      And worse yet, you could run into fan fiction purveyors who think they now own something in their fan fiction and use it against the actual copyright holder. The Marion Zimmer Bradley fiasco (in which EVERYONE screwed up, most especially the publisher) is just one, relatively well known, example.

      So I advise authors to, if they’re going to do fan fiction, keep it private… and only actually write it out if not doing so leaves some kind of creative block in place. If nothing else, fan fiction that is NOT done with satirical/parodic tools and purposes thoroughly disrespects the original creator, and original creators get plenty of disrespect without adding to it.

      • Kristi N.

        Thank you for explaining that—there are several concepts in there I haven’t seen discussed before in the fan fiction worlds and are very important. You’ve given me much more to think about when those discussions do come up in the FB groups.

  • Filip Wiltgren

    I wonder if the idea that “copyright” is “law” and law is complicated is what keeps writers from learning about it.

    If so, folks, copyright is simple, really simple. What’s complex is the various types of damage you can do to your career and finances by signing bad contracts.
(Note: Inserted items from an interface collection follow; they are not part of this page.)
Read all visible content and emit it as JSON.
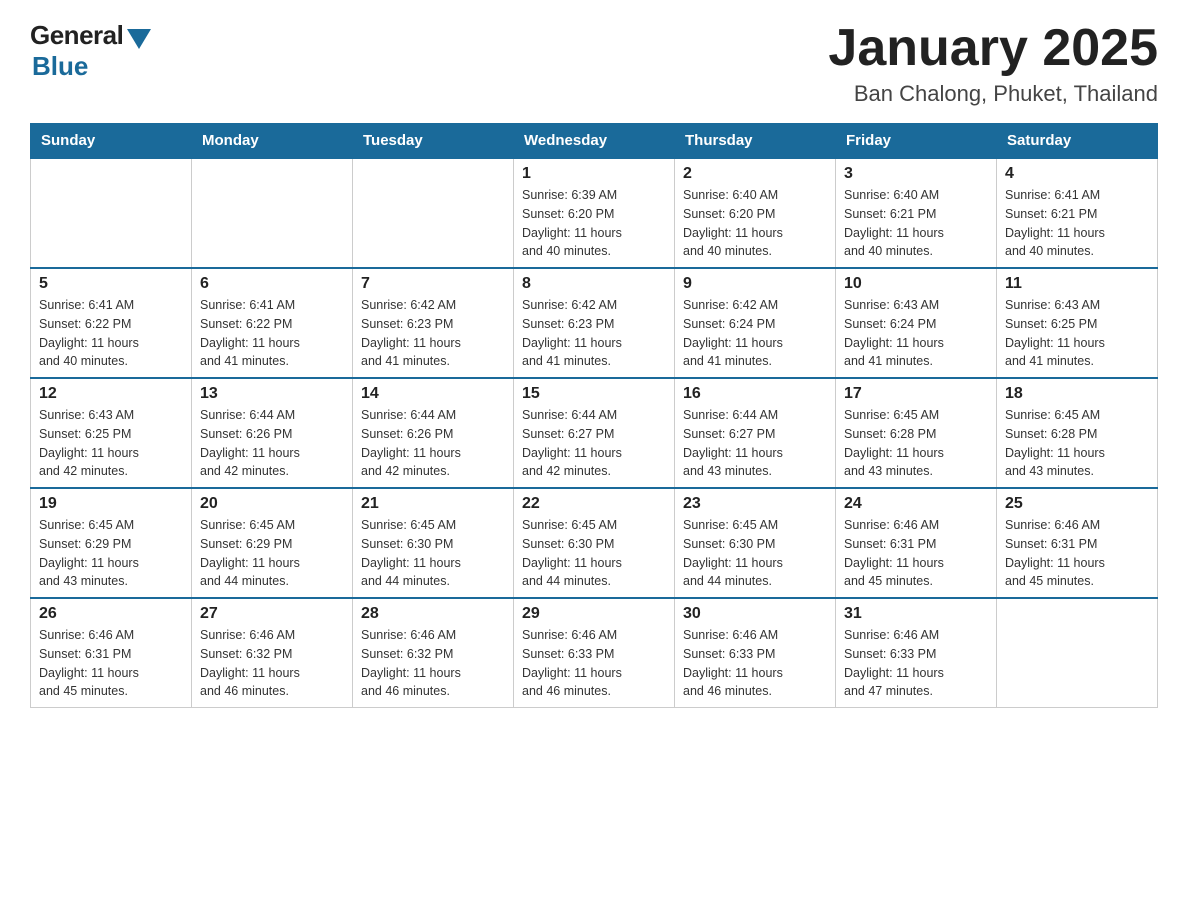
{
  "header": {
    "logo_general": "General",
    "logo_blue": "Blue",
    "month_title": "January 2025",
    "location": "Ban Chalong, Phuket, Thailand"
  },
  "days_of_week": [
    "Sunday",
    "Monday",
    "Tuesday",
    "Wednesday",
    "Thursday",
    "Friday",
    "Saturday"
  ],
  "weeks": [
    [
      {
        "day": "",
        "info": ""
      },
      {
        "day": "",
        "info": ""
      },
      {
        "day": "",
        "info": ""
      },
      {
        "day": "1",
        "info": "Sunrise: 6:39 AM\nSunset: 6:20 PM\nDaylight: 11 hours\nand 40 minutes."
      },
      {
        "day": "2",
        "info": "Sunrise: 6:40 AM\nSunset: 6:20 PM\nDaylight: 11 hours\nand 40 minutes."
      },
      {
        "day": "3",
        "info": "Sunrise: 6:40 AM\nSunset: 6:21 PM\nDaylight: 11 hours\nand 40 minutes."
      },
      {
        "day": "4",
        "info": "Sunrise: 6:41 AM\nSunset: 6:21 PM\nDaylight: 11 hours\nand 40 minutes."
      }
    ],
    [
      {
        "day": "5",
        "info": "Sunrise: 6:41 AM\nSunset: 6:22 PM\nDaylight: 11 hours\nand 40 minutes."
      },
      {
        "day": "6",
        "info": "Sunrise: 6:41 AM\nSunset: 6:22 PM\nDaylight: 11 hours\nand 41 minutes."
      },
      {
        "day": "7",
        "info": "Sunrise: 6:42 AM\nSunset: 6:23 PM\nDaylight: 11 hours\nand 41 minutes."
      },
      {
        "day": "8",
        "info": "Sunrise: 6:42 AM\nSunset: 6:23 PM\nDaylight: 11 hours\nand 41 minutes."
      },
      {
        "day": "9",
        "info": "Sunrise: 6:42 AM\nSunset: 6:24 PM\nDaylight: 11 hours\nand 41 minutes."
      },
      {
        "day": "10",
        "info": "Sunrise: 6:43 AM\nSunset: 6:24 PM\nDaylight: 11 hours\nand 41 minutes."
      },
      {
        "day": "11",
        "info": "Sunrise: 6:43 AM\nSunset: 6:25 PM\nDaylight: 11 hours\nand 41 minutes."
      }
    ],
    [
      {
        "day": "12",
        "info": "Sunrise: 6:43 AM\nSunset: 6:25 PM\nDaylight: 11 hours\nand 42 minutes."
      },
      {
        "day": "13",
        "info": "Sunrise: 6:44 AM\nSunset: 6:26 PM\nDaylight: 11 hours\nand 42 minutes."
      },
      {
        "day": "14",
        "info": "Sunrise: 6:44 AM\nSunset: 6:26 PM\nDaylight: 11 hours\nand 42 minutes."
      },
      {
        "day": "15",
        "info": "Sunrise: 6:44 AM\nSunset: 6:27 PM\nDaylight: 11 hours\nand 42 minutes."
      },
      {
        "day": "16",
        "info": "Sunrise: 6:44 AM\nSunset: 6:27 PM\nDaylight: 11 hours\nand 43 minutes."
      },
      {
        "day": "17",
        "info": "Sunrise: 6:45 AM\nSunset: 6:28 PM\nDaylight: 11 hours\nand 43 minutes."
      },
      {
        "day": "18",
        "info": "Sunrise: 6:45 AM\nSunset: 6:28 PM\nDaylight: 11 hours\nand 43 minutes."
      }
    ],
    [
      {
        "day": "19",
        "info": "Sunrise: 6:45 AM\nSunset: 6:29 PM\nDaylight: 11 hours\nand 43 minutes."
      },
      {
        "day": "20",
        "info": "Sunrise: 6:45 AM\nSunset: 6:29 PM\nDaylight: 11 hours\nand 44 minutes."
      },
      {
        "day": "21",
        "info": "Sunrise: 6:45 AM\nSunset: 6:30 PM\nDaylight: 11 hours\nand 44 minutes."
      },
      {
        "day": "22",
        "info": "Sunrise: 6:45 AM\nSunset: 6:30 PM\nDaylight: 11 hours\nand 44 minutes."
      },
      {
        "day": "23",
        "info": "Sunrise: 6:45 AM\nSunset: 6:30 PM\nDaylight: 11 hours\nand 44 minutes."
      },
      {
        "day": "24",
        "info": "Sunrise: 6:46 AM\nSunset: 6:31 PM\nDaylight: 11 hours\nand 45 minutes."
      },
      {
        "day": "25",
        "info": "Sunrise: 6:46 AM\nSunset: 6:31 PM\nDaylight: 11 hours\nand 45 minutes."
      }
    ],
    [
      {
        "day": "26",
        "info": "Sunrise: 6:46 AM\nSunset: 6:31 PM\nDaylight: 11 hours\nand 45 minutes."
      },
      {
        "day": "27",
        "info": "Sunrise: 6:46 AM\nSunset: 6:32 PM\nDaylight: 11 hours\nand 46 minutes."
      },
      {
        "day": "28",
        "info": "Sunrise: 6:46 AM\nSunset: 6:32 PM\nDaylight: 11 hours\nand 46 minutes."
      },
      {
        "day": "29",
        "info": "Sunrise: 6:46 AM\nSunset: 6:33 PM\nDaylight: 11 hours\nand 46 minutes."
      },
      {
        "day": "30",
        "info": "Sunrise: 6:46 AM\nSunset: 6:33 PM\nDaylight: 11 hours\nand 46 minutes."
      },
      {
        "day": "31",
        "info": "Sunrise: 6:46 AM\nSunset: 6:33 PM\nDaylight: 11 hours\nand 47 minutes."
      },
      {
        "day": "",
        "info": ""
      }
    ]
  ]
}
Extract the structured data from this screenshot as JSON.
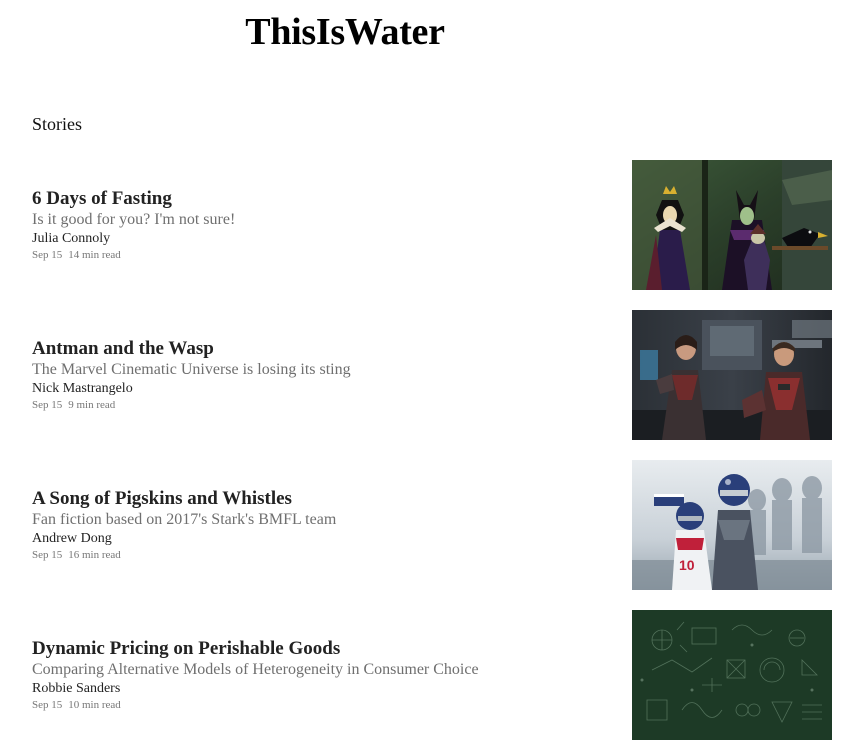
{
  "site": {
    "title": "ThisIsWater"
  },
  "section": {
    "heading": "Stories"
  },
  "stories": [
    {
      "title": "6 Days of Fasting",
      "subtitle": "Is it good for you? I'm not sure!",
      "author": "Julia Connoly",
      "date": "Sep 15",
      "read_time": "14 min read",
      "image": "villains-cartoon-image"
    },
    {
      "title": "Antman and the Wasp",
      "subtitle": "The Marvel Cinematic Universe is losing its sting",
      "author": "Nick Mastrangelo",
      "date": "Sep 15",
      "read_time": "9 min read",
      "image": "superheroes-movie-still-image"
    },
    {
      "title": "A Song of Pigskins and Whistles",
      "subtitle": "Fan fiction based on 2017's Stark's BMFL team",
      "author": "Andrew Dong",
      "date": "Sep 15",
      "read_time": "16 min read",
      "image": "football-players-image"
    },
    {
      "title": "Dynamic Pricing on Perishable Goods",
      "subtitle": "Comparing Alternative Models of Heterogeneity in Consumer Choice",
      "author": "Robbie Sanders",
      "date": "Sep 15",
      "read_time": "10 min read",
      "image": "chalkboard-doodles-image"
    }
  ],
  "colors": {
    "title": "#000000",
    "story_title": "#222222",
    "subtitle": "#6f6f6f",
    "meta": "#777777"
  }
}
And if you don’t learn copyright, which is easy, you’ll never know when you sign a bad contract.

    On a side note, if you want to see an example of a horrible contract, copyright wise, take a look at pretty much any academic publishing (peer reviewed publications) contract.

    Not only does the publisher take all copyright in perpetuity (and in some legal systems could sue the researchers at the moment the copyright expires since the researcher signed over the copyright in perpetuity), but researchers have to pay the publisher in order to let readers read what they’ve written (look up “gold open access” if you don’t believe me). How’s that for “money flows towards the writer”?